ASSIGNMENT:
Make an exact copy of all the data.

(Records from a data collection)
►
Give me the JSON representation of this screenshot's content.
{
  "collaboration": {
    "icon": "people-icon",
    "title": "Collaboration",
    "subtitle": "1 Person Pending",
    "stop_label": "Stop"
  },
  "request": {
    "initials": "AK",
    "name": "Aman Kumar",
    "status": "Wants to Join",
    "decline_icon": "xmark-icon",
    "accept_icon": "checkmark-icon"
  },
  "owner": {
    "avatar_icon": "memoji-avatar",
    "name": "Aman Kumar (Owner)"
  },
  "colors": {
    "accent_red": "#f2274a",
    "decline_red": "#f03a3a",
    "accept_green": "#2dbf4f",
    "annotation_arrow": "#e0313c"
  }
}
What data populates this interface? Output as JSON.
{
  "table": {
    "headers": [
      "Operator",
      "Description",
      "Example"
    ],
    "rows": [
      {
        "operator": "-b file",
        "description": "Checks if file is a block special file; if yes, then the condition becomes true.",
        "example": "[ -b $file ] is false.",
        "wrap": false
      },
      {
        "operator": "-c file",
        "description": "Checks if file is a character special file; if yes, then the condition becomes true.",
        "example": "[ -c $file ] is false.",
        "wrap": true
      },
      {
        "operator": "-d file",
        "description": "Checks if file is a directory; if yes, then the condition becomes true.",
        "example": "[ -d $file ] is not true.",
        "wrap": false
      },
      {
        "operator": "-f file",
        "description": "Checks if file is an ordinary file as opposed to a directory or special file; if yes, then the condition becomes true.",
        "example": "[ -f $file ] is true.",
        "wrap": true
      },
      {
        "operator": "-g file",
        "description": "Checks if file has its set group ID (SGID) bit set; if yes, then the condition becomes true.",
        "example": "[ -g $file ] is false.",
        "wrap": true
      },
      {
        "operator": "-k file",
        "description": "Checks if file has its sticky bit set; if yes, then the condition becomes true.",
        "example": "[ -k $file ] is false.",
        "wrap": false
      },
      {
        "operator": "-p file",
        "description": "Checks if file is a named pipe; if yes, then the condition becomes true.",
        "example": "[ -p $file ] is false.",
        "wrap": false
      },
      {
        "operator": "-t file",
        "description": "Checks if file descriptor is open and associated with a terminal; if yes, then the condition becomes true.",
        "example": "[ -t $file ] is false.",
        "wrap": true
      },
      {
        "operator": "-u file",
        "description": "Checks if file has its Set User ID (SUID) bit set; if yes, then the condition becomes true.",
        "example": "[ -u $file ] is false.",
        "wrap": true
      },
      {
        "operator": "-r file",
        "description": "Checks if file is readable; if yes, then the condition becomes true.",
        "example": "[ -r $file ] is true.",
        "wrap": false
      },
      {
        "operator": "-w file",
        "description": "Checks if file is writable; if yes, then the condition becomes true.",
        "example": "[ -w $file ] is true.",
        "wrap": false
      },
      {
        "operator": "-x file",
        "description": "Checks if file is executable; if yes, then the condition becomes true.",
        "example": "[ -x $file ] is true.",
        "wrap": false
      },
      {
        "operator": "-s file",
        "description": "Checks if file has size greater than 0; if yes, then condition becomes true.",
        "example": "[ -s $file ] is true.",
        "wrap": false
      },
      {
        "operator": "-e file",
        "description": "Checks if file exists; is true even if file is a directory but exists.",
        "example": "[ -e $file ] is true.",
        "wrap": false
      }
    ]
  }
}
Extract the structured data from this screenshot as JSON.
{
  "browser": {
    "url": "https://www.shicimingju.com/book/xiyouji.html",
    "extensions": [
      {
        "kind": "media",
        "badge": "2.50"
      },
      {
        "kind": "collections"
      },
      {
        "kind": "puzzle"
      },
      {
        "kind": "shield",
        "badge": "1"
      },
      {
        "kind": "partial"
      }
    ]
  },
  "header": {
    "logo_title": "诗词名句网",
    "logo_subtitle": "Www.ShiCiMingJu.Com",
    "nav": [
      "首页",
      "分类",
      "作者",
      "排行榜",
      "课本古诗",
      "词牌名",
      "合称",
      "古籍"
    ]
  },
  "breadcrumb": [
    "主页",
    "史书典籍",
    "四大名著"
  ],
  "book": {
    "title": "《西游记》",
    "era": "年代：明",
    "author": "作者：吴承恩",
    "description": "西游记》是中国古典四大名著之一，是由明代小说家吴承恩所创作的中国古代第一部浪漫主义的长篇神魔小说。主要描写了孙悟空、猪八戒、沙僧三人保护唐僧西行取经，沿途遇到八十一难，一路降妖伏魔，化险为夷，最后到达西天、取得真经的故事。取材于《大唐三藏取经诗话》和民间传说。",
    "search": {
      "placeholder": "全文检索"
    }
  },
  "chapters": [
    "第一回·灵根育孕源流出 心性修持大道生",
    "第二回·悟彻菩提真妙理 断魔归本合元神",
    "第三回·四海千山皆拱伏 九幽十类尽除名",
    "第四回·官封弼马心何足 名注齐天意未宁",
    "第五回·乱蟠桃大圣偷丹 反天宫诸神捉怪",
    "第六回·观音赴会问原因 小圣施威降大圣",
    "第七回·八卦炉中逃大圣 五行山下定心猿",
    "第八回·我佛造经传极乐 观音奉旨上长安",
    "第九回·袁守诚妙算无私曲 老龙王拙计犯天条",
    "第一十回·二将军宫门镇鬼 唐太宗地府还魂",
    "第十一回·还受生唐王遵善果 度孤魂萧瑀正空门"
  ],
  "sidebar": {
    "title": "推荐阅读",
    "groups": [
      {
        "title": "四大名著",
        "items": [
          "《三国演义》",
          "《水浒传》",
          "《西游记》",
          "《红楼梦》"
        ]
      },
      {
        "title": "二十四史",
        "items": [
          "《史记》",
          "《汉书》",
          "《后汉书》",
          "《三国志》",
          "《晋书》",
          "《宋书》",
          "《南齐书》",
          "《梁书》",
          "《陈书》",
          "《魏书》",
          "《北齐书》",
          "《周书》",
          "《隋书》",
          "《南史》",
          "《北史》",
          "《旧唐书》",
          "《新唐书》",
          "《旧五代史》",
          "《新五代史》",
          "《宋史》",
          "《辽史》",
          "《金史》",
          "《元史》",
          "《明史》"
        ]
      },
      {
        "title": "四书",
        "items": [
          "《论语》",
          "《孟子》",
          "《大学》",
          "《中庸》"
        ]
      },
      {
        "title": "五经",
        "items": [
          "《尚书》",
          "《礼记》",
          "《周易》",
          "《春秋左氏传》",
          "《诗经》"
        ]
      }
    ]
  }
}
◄
RESULT OF THE EXERCISE:
Give me the JSON representation of this screenshot's content.
{
  "collaboration": {
    "icon": "people-icon",
    "title": "Collaboration",
    "subtitle": "1 Person Pending",
    "stop_label": "Stop"
  },
  "request": {
    "initials": "AK",
    "name": "Aman Kumar",
    "status": "Wants to Join",
    "decline_icon": "xmark-icon",
    "accept_icon": "checkmark-icon"
  },
  "owner": {
    "avatar_icon": "memoji-avatar",
    "name": "Aman Kumar (Owner)"
  },
  "colors": {
    "accent_red": "#f2274a",
    "decline_red": "#f03a3a",
    "accept_green": "#2dbf4f",
    "annotation_arrow": "#e0313c"
  }
}
What data populates this interface? Output as JSON.
{
  "table": {
    "headers": [
      "Operator",
      "Description",
      "Example"
    ],
    "rows": [
      {
        "operator": "-b file",
        "description": "Checks if file is a block special file; if yes, then the condition becomes true.",
        "example": "[ -b $file ] is false.",
        "wrap": false
      },
      {
        "operator": "-c file",
        "description": "Checks if file is a character special file; if yes, then the condition becomes true.",
        "example": "[ -c $file ] is false.",
        "wrap": true
      },
      {
        "operator": "-d file",
        "description": "Checks if file is a directory; if yes, then the condition becomes true.",
        "example": "[ -d $file ] is not true.",
        "wrap": false
      },
      {
        "operator": "-f file",
        "description": "Checks if file is an ordinary file as opposed to a directory or special file; if yes, then the condition becomes true.",
        "example": "[ -f $file ] is true.",
        "wrap": true
      },
      {
        "operator": "-g file",
        "description": "Checks if file has its set group ID (SGID) bit set; if yes, then the condition becomes true.",
        "example": "[ -g $file ] is false.",
        "wrap": true
      },
      {
        "operator": "-k file",
        "description": "Checks if file has its sticky bit set; if yes, then the condition becomes true.",
        "example": "[ -k $file ] is false.",
        "wrap": false
      },
      {
        "operator": "-p file",
        "description": "Checks if file is a named pipe; if yes, then the condition becomes true.",
        "example": "[ -p $file ] is false.",
        "wrap": false
      },
      {
        "operator": "-t file",
        "description": "Checks if file descriptor is open and associated with a terminal; if yes, then the condition becomes true.",
        "example": "[ -t $file ] is false.",
        "wrap": true
      },
      {
        "operator": "-u file",
        "description": "Checks if file has its Set User ID (SUID) bit set; if yes, then the condition becomes true.",
        "example": "[ -u $file ] is false.",
        "wrap": true
      },
      {
        "operator": "-r file",
        "description": "Checks if file is readable; if yes, then the condition becomes true.",
        "example": "[ -r $file ] is true.",
        "wrap": false
      },
      {
        "operator": "-w file",
        "description": "Checks if file is writable; if yes, then the condition becomes true.",
        "example": "[ -w $file ] is true.",
        "wrap": false
      },
      {
        "operator": "-x file",
        "description": "Checks if file is executable; if yes, then the condition becomes true.",
        "example": "[ -x $file ] is true.",
        "wrap": false
      },
      {
        "operator": "-s file",
        "description": "Checks if file has size greater than 0; if yes, then condition becomes true.",
        "example": "[ -s $file ] is true.",
        "wrap": false
      },
      {
        "operator": "-e file",
        "description": "Checks if file exists; is true even if file is a directory but exists.",
        "example": "[ -e $file ] is true.",
        "wrap": false
      }
    ]
  }
}
Extract the structured data from this screenshot as JSON.
{
  "browser": {
    "url": "https://www.shicimingju.com/book/xiyouji.html",
    "extensions": [
      {
        "kind": "media",
        "badge": "2.50"
      },
      {
        "kind": "collections"
      },
      {
        "kind": "puzzle"
      },
      {
        "kind": "shield",
        "badge": "1"
      },
      {
        "kind": "partial"
      }
    ]
  },
  "header": {
    "logo_title": "诗词名句网",
    "logo_subtitle": "Www.ShiCiMingJu.Com",
    "nav": [
      "首页",
      "分类",
      "作者",
      "排行榜",
      "课本古诗",
      "词牌名",
      "合称",
      "古籍"
    ]
  },
  "breadcrumb": [
    "主页",
    "史书典籍",
    "四大名著"
  ],
  "book": {
    "title": "《西游记》",
    "era": "年代：明",
    "author": "作者：吴承恩",
    "description": "西游记》是中国古典四大名著之一，是由明代小说家吴承恩所创作的中国古代第一部浪漫主义的长篇神魔小说。主要描写了孙悟空、猪八戒、沙僧三人保护唐僧西行取经，沿途遇到八十一难，一路降妖伏魔，化险为夷，最后到达西天、取得真经的故事。取材于《大唐三藏取经诗话》和民间传说。",
    "search": {
      "placeholder": "全文检索"
    }
  },
  "chapters": [
    "第一回·灵根育孕源流出 心性修持大道生",
    "第二回·悟彻菩提真妙理 断魔归本合元神",
    "第三回·四海千山皆拱伏 九幽十类尽除名",
    "第四回·官封弼马心何足 名注齐天意未宁",
    "第五回·乱蟠桃大圣偷丹 反天宫诸神捉怪",
    "第六回·观音赴会问原因 小圣施威降大圣",
    "第七回·八卦炉中逃大圣 五行山下定心猿",
    "第八回·我佛造经传极乐 观音奉旨上长安",
    "第九回·袁守诚妙算无私曲 老龙王拙计犯天条",
    "第一十回·二将军宫门镇鬼 唐太宗地府还魂",
    "第十一回·还受生唐王遵善果 度孤魂萧瑀正空门"
  ],
  "sidebar": {
    "title": "推荐阅读",
    "groups": [
      {
        "title": "四大名著",
        "items": [
          "《三国演义》",
          "《水浒传》",
          "《西游记》",
          "《红楼梦》"
        ]
      },
      {
        "title": "二十四史",
        "items": [
          "《史记》",
          "《汉书》",
          "《后汉书》",
          "《三国志》",
          "《晋书》",
          "《宋书》",
          "《南齐书》",
          "《梁书》",
          "《陈书》",
          "《魏书》",
          "《北齐书》",
          "《周书》",
          "《隋书》",
          "《南史》",
          "《北史》",
          "《旧唐书》",
          "《新唐书》",
          "《旧五代史》",
          "《新五代史》",
          "《宋史》",
          "《辽史》",
          "《金史》",
          "《元史》",
          "《明史》"
        ]
      },
      {
        "title": "四书",
        "items": [
          "《论语》",
          "《孟子》",
          "《大学》",
          "《中庸》"
        ]
      },
      {
        "title": "五经",
        "items": [
          "《尚书》",
          "《礼记》",
          "《周易》",
          "《春秋左氏传》",
          "《诗经》"
        ]
      }
    ]
  }
}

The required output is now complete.